[[ ENTRIES SUPPLIED, beginning ]]

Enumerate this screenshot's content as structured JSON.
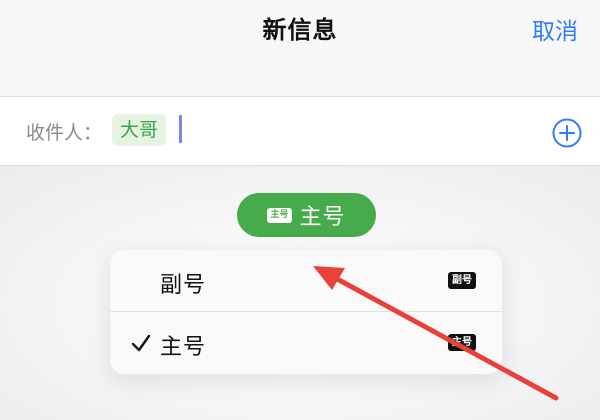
{
  "header": {
    "title": "新信息",
    "cancel_label": "取消"
  },
  "to_row": {
    "label": "收件人：",
    "recipient": "大哥",
    "add_icon": "plus-circle-icon"
  },
  "line_pill": {
    "badge": "主号",
    "label": "主号"
  },
  "menu": {
    "items": [
      {
        "label": "副号",
        "badge": "副号",
        "checked": false
      },
      {
        "label": "主号",
        "badge": "主号",
        "checked": true
      }
    ]
  },
  "colors": {
    "accent_blue": "#2f7cf6",
    "pill_green": "#46ab4a",
    "chip_green_text": "#3aa64a",
    "annotation_red": "#e8413a"
  },
  "icons": {
    "check": "checkmark-icon",
    "arrow": "red-annotation-arrow"
  }
}
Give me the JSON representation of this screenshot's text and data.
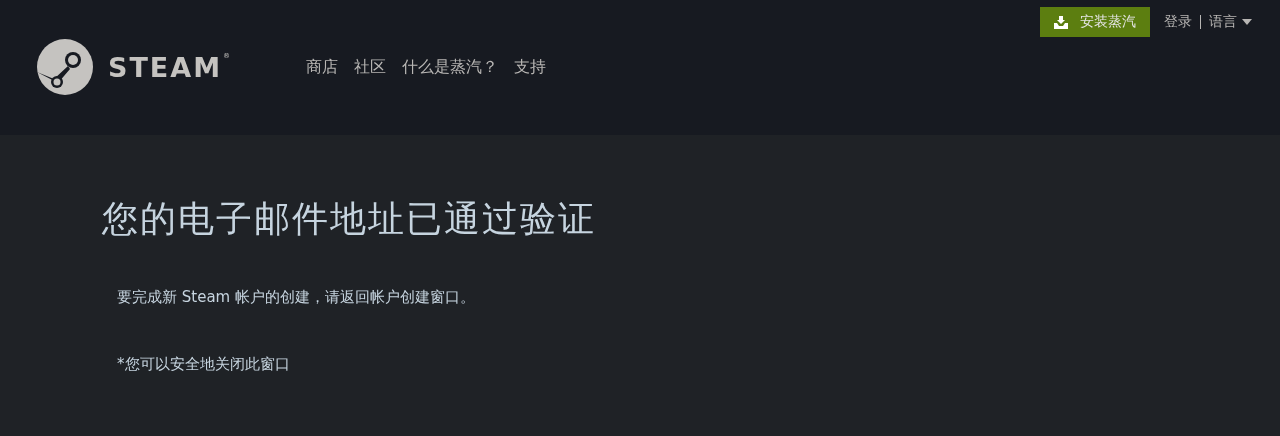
{
  "logo": {
    "wordmark": "STEAM",
    "mark": "®"
  },
  "nav": [
    "商店",
    "社区",
    "什么是蒸汽？",
    "支持"
  ],
  "top_bar": {
    "install_button": "安装蒸汽",
    "login": "登录",
    "language": "语言"
  },
  "content": {
    "title": "您的电子邮件地址已通过验证",
    "message": "要完成新 Steam 帐户的创建，请返回帐户创建窗口。",
    "note": "*您可以安全地关闭此窗口"
  }
}
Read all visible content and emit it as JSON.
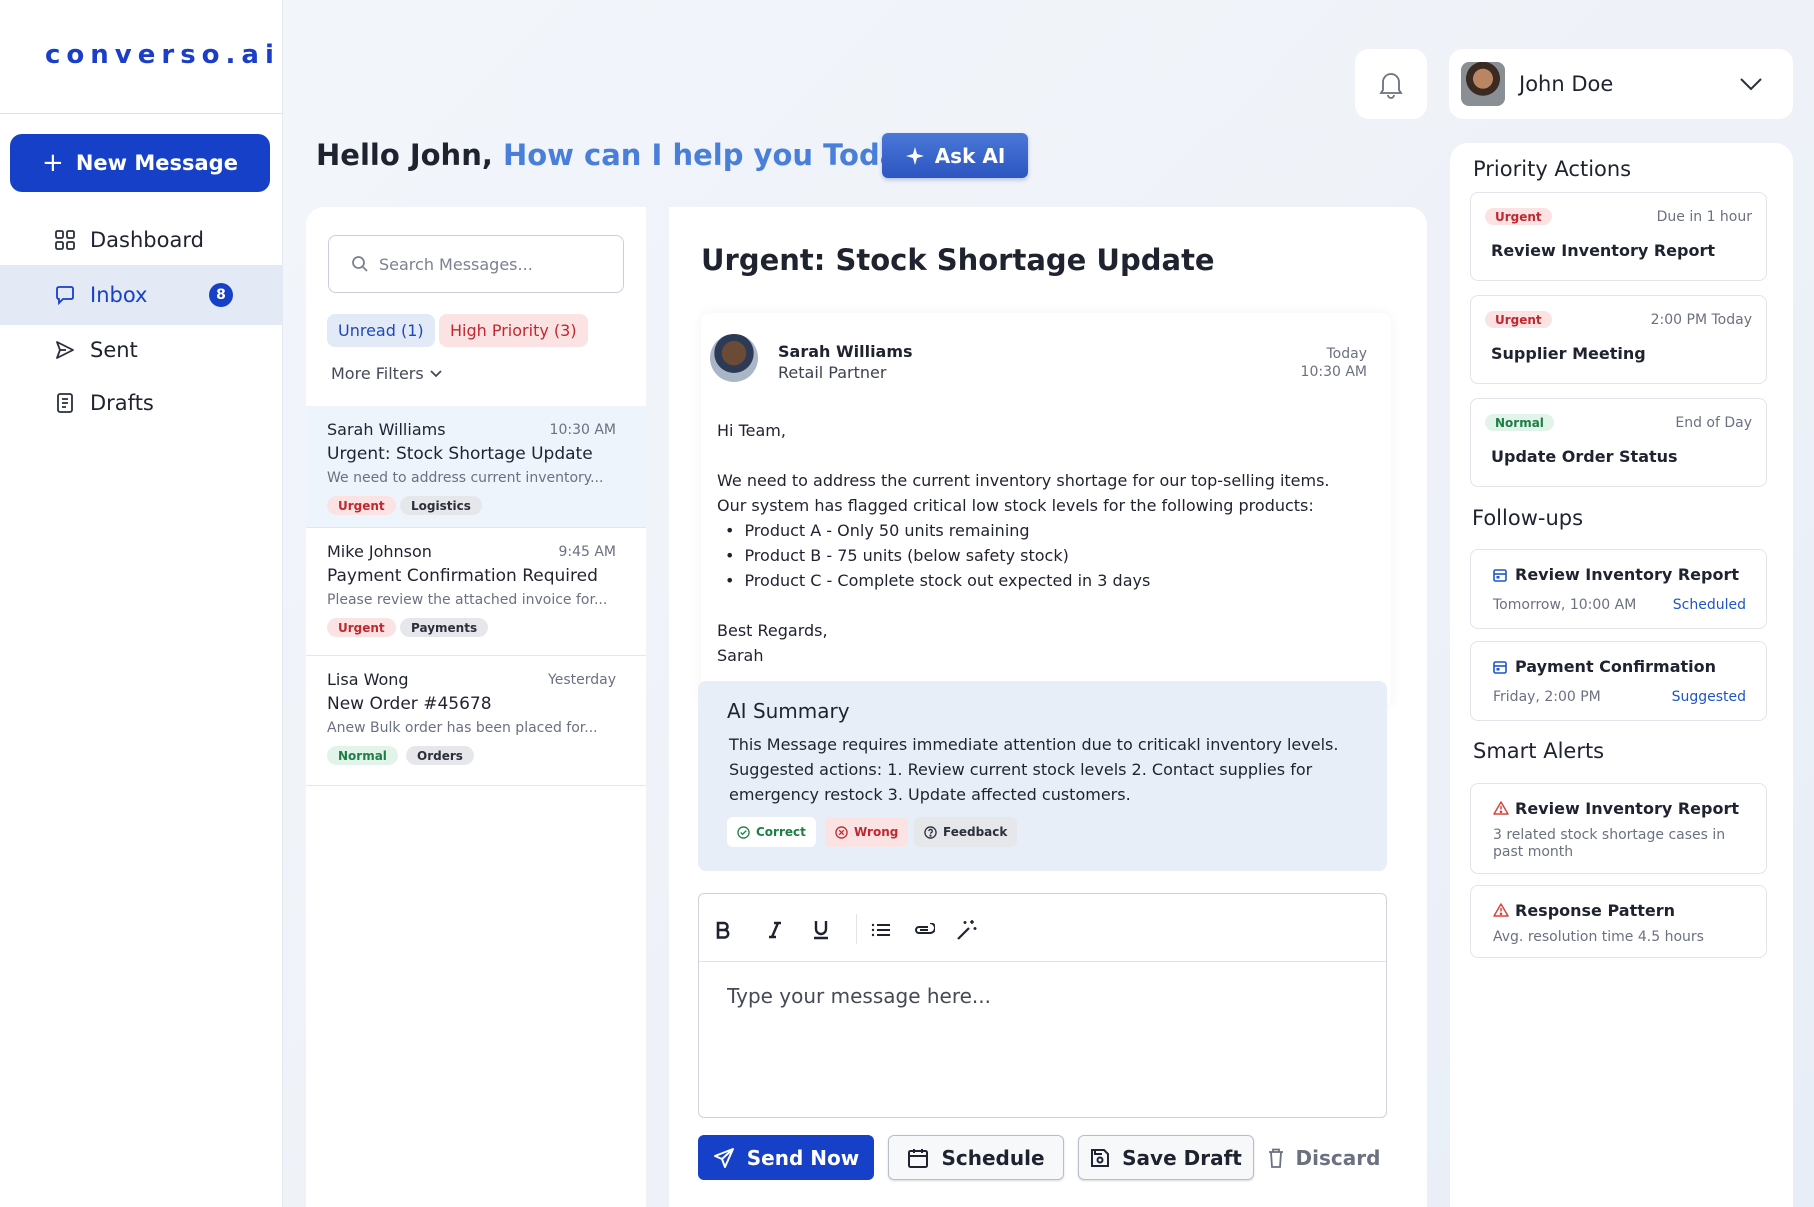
{
  "app": {
    "logo": "converso.ai",
    "new_message_label": "New Message"
  },
  "sidebar": {
    "items": [
      {
        "label": "Dashboard",
        "icon": "grid-icon"
      },
      {
        "label": "Inbox",
        "icon": "chat-icon",
        "badge": "8",
        "active": true
      },
      {
        "label": "Sent",
        "icon": "send-icon"
      },
      {
        "label": "Drafts",
        "icon": "document-icon"
      }
    ]
  },
  "header": {
    "greeting_name": "Hello John, ",
    "greeting_question": "How can I help you Today?",
    "ask_ai_label": "Ask AI",
    "user_name": "John Doe"
  },
  "list": {
    "search_placeholder": "Search Messages...",
    "chip_unread": "Unread (1)",
    "chip_priority": "High Priority (3)",
    "more_filters": "More Filters",
    "messages": [
      {
        "sender": "Sarah Williams",
        "time": "10:30 AM",
        "subject": "Urgent: Stock Shortage Update",
        "preview": "We need to address current inventory...",
        "tags": [
          "Urgent",
          "Logistics"
        ]
      },
      {
        "sender": "Mike Johnson",
        "time": "9:45 AM",
        "subject": "Payment Confirmation Required",
        "preview": "Please review the attached invoice for...",
        "tags": [
          "Urgent",
          "Payments"
        ]
      },
      {
        "sender": "Lisa Wong",
        "time": "Yesterday",
        "subject": "New Order #45678",
        "preview": "Anew Bulk order has been placed for...",
        "tags": [
          "Normal",
          "Orders"
        ]
      }
    ]
  },
  "detail": {
    "title": "Urgent: Stock Shortage Update",
    "sender_name": "Sarah Williams",
    "sender_role": "Retail Partner",
    "date_day": "Today",
    "date_time": "10:30 AM",
    "greeting": "Hi Team,",
    "line1": "We need to address the current inventory shortage for our top-selling items.",
    "line2": "Our system has flagged critical low stock levels for the following products:",
    "bullets": [
      "Product A - Only 50 units remaining",
      "Product B - 75 units (below safety stock)",
      "Product C - Complete stock out expected in 3 days"
    ],
    "signoff": "Best Regards,",
    "signature": "Sarah",
    "ai_title": "AI Summary",
    "ai_text": "This Message requires immediate attention due to criticakl inventory levels. Suggested actions: 1. Review current stock levels 2. Contact supplies for emergency restock 3. Update affected customers.",
    "fb_correct": "Correct",
    "fb_wrong": "Wrong",
    "fb_feedback": "Feedback",
    "editor_placeholder": "Type your message here...",
    "send_label": "Send Now",
    "schedule_label": "Schedule",
    "save_label": "Save Draft",
    "discard_label": "Discard"
  },
  "right": {
    "priority_heading": "Priority Actions",
    "priority": [
      {
        "tag": "Urgent",
        "due": "Due in 1 hour",
        "title": "Review Inventory Report"
      },
      {
        "tag": "Urgent",
        "due": "2:00 PM Today",
        "title": "Supplier Meeting"
      },
      {
        "tag": "Normal",
        "due": "End of Day",
        "title": "Update Order Status"
      }
    ],
    "followups_heading": "Follow-ups",
    "followups": [
      {
        "title": "Review Inventory Report",
        "time": "Tomorrow, 10:00 AM",
        "status": "Scheduled"
      },
      {
        "title": "Payment Confirmation",
        "time": "Friday, 2:00 PM",
        "status": "Suggested"
      }
    ],
    "alerts_heading": "Smart Alerts",
    "alerts": [
      {
        "title": "Review Inventory Report",
        "desc": "3 related stock shortage cases in past month"
      },
      {
        "title": "Response Pattern",
        "desc": "Avg. resolution time 4.5 hours"
      }
    ]
  },
  "colors": {
    "brand": "#1640c8",
    "accent_text": "#4a7fd9",
    "urgent": "#c0282f",
    "normal": "#1d7f46"
  }
}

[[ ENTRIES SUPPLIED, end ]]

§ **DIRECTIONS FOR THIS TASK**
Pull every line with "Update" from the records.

§ **RESULT**
        "subject": "Urgent: Stock Shortage Update",
    "title": "Urgent: Stock Shortage Update",
    "ai_text": "This Message requires immediate attention due to criticakl inventory levels. Suggested actions: 1. Review current stock levels 2. Contact supplies for emergency restock 3. Update affected customers.",
        "title": "Update Order Status"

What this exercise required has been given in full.